### Exercise description
Print every record below exactly as it stands.

### Excerpted records
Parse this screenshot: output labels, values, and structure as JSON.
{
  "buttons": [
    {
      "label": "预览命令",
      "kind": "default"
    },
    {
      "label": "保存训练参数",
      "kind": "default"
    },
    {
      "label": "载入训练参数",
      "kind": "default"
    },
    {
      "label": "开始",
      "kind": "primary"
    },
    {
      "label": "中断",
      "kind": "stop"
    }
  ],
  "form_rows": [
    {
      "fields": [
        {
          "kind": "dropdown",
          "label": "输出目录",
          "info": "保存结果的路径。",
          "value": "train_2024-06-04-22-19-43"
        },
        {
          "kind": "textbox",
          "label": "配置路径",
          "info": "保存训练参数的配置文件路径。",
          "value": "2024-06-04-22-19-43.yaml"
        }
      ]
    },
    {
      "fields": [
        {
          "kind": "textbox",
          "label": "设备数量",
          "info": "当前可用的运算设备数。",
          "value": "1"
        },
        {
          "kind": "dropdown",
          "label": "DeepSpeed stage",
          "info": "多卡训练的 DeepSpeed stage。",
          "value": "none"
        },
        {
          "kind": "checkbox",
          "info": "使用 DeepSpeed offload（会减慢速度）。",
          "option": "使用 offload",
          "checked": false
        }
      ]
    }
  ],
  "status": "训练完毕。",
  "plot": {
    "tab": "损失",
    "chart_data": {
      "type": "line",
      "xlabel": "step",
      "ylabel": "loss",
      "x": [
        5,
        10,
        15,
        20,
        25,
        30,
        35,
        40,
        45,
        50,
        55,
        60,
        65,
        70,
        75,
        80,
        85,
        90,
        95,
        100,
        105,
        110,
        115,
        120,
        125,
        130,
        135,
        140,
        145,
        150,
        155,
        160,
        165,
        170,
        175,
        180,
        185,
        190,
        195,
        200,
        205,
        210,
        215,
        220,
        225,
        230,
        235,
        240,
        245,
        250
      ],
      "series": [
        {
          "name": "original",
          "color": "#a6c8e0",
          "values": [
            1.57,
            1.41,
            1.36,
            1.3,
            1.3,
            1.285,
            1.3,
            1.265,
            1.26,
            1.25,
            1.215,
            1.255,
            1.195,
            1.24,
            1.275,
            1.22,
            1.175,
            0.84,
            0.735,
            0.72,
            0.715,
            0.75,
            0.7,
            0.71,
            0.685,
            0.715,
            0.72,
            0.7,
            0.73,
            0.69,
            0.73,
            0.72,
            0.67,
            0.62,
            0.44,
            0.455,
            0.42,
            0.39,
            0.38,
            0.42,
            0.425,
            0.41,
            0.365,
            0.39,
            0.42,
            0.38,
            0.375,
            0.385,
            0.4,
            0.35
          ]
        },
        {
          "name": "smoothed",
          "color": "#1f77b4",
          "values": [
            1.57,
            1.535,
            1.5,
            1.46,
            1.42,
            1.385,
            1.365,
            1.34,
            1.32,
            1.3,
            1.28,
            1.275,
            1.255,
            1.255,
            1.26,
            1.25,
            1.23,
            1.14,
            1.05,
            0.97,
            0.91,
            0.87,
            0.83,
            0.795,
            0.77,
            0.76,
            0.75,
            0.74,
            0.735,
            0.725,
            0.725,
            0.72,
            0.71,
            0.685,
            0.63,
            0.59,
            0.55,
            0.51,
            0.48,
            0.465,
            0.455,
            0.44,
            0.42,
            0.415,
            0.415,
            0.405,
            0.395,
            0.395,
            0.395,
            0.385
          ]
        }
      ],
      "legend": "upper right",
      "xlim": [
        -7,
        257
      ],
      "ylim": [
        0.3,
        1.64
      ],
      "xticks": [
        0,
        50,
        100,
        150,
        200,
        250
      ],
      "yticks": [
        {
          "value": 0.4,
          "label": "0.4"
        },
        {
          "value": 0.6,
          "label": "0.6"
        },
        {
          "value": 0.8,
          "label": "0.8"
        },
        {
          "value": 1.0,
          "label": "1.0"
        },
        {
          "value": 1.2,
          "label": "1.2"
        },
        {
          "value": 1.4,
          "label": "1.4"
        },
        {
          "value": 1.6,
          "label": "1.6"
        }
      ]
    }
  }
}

### Problem solution
Parse this screenshot: output labels, values, and structure as JSON.
{
  "buttons": [
    {
      "label": "预览命令",
      "kind": "default"
    },
    {
      "label": "保存训练参数",
      "kind": "default"
    },
    {
      "label": "载入训练参数",
      "kind": "default"
    },
    {
      "label": "开始",
      "kind": "primary"
    },
    {
      "label": "中断",
      "kind": "stop"
    }
  ],
  "form_rows": [
    {
      "fields": [
        {
          "kind": "dropdown",
          "label": "输出目录",
          "info": "保存结果的路径。",
          "value": "train_2024-06-04-22-19-43"
        },
        {
          "kind": "textbox",
          "label": "配置路径",
          "info": "保存训练参数的配置文件路径。",
          "value": "2024-06-04-22-19-43.yaml"
        }
      ]
    },
    {
      "fields": [
        {
          "kind": "textbox",
          "label": "设备数量",
          "info": "当前可用的运算设备数。",
          "value": "1"
        },
        {
          "kind": "dropdown",
          "label": "DeepSpeed stage",
          "info": "多卡训练的 DeepSpeed stage。",
          "value": "none"
        },
        {
          "kind": "checkbox",
          "info": "使用 DeepSpeed offload（会减慢速度）。",
          "option": "使用 offload",
          "checked": false
        }
      ]
    }
  ],
  "status": "训练完毕。",
  "plot": {
    "tab": "损失",
    "chart_data": {
      "type": "line",
      "xlabel": "step",
      "ylabel": "loss",
      "x": [
        5,
        10,
        15,
        20,
        25,
        30,
        35,
        40,
        45,
        50,
        55,
        60,
        65,
        70,
        75,
        80,
        85,
        90,
        95,
        100,
        105,
        110,
        115,
        120,
        125,
        130,
        135,
        140,
        145,
        150,
        155,
        160,
        165,
        170,
        175,
        180,
        185,
        190,
        195,
        200,
        205,
        210,
        215,
        220,
        225,
        230,
        235,
        240,
        245,
        250
      ],
      "series": [
        {
          "name": "original",
          "color": "#a6c8e0",
          "values": [
            1.57,
            1.41,
            1.36,
            1.3,
            1.3,
            1.285,
            1.3,
            1.265,
            1.26,
            1.25,
            1.215,
            1.255,
            1.195,
            1.24,
            1.275,
            1.22,
            1.175,
            0.84,
            0.735,
            0.72,
            0.715,
            0.75,
            0.7,
            0.71,
            0.685,
            0.715,
            0.72,
            0.7,
            0.73,
            0.69,
            0.73,
            0.72,
            0.67,
            0.62,
            0.44,
            0.455,
            0.42,
            0.39,
            0.38,
            0.42,
            0.425,
            0.41,
            0.365,
            0.39,
            0.42,
            0.38,
            0.375,
            0.385,
            0.4,
            0.35
          ]
        },
        {
          "name": "smoothed",
          "color": "#1f77b4",
          "values": [
            1.57,
            1.535,
            1.5,
            1.46,
            1.42,
            1.385,
            1.365,
            1.34,
            1.32,
            1.3,
            1.28,
            1.275,
            1.255,
            1.255,
            1.26,
            1.25,
            1.23,
            1.14,
            1.05,
            0.97,
            0.91,
            0.87,
            0.83,
            0.795,
            0.77,
            0.76,
            0.75,
            0.74,
            0.735,
            0.725,
            0.725,
            0.72,
            0.71,
            0.685,
            0.63,
            0.59,
            0.55,
            0.51,
            0.48,
            0.465,
            0.455,
            0.44,
            0.42,
            0.415,
            0.415,
            0.405,
            0.395,
            0.395,
            0.395,
            0.385
          ]
        }
      ],
      "legend": "upper right",
      "xlim": [
        -7,
        257
      ],
      "ylim": [
        0.3,
        1.64
      ],
      "xticks": [
        0,
        50,
        100,
        150,
        200,
        250
      ],
      "yticks": [
        {
          "value": 0.4,
          "label": "0.4"
        },
        {
          "value": 0.6,
          "label": "0.6"
        },
        {
          "value": 0.8,
          "label": "0.8"
        },
        {
          "value": 1.0,
          "label": "1.0"
        },
        {
          "value": 1.2,
          "label": "1.2"
        },
        {
          "value": 1.4,
          "label": "1.4"
        },
        {
          "value": 1.6,
          "label": "1.6"
        }
      ]
    }
  }
}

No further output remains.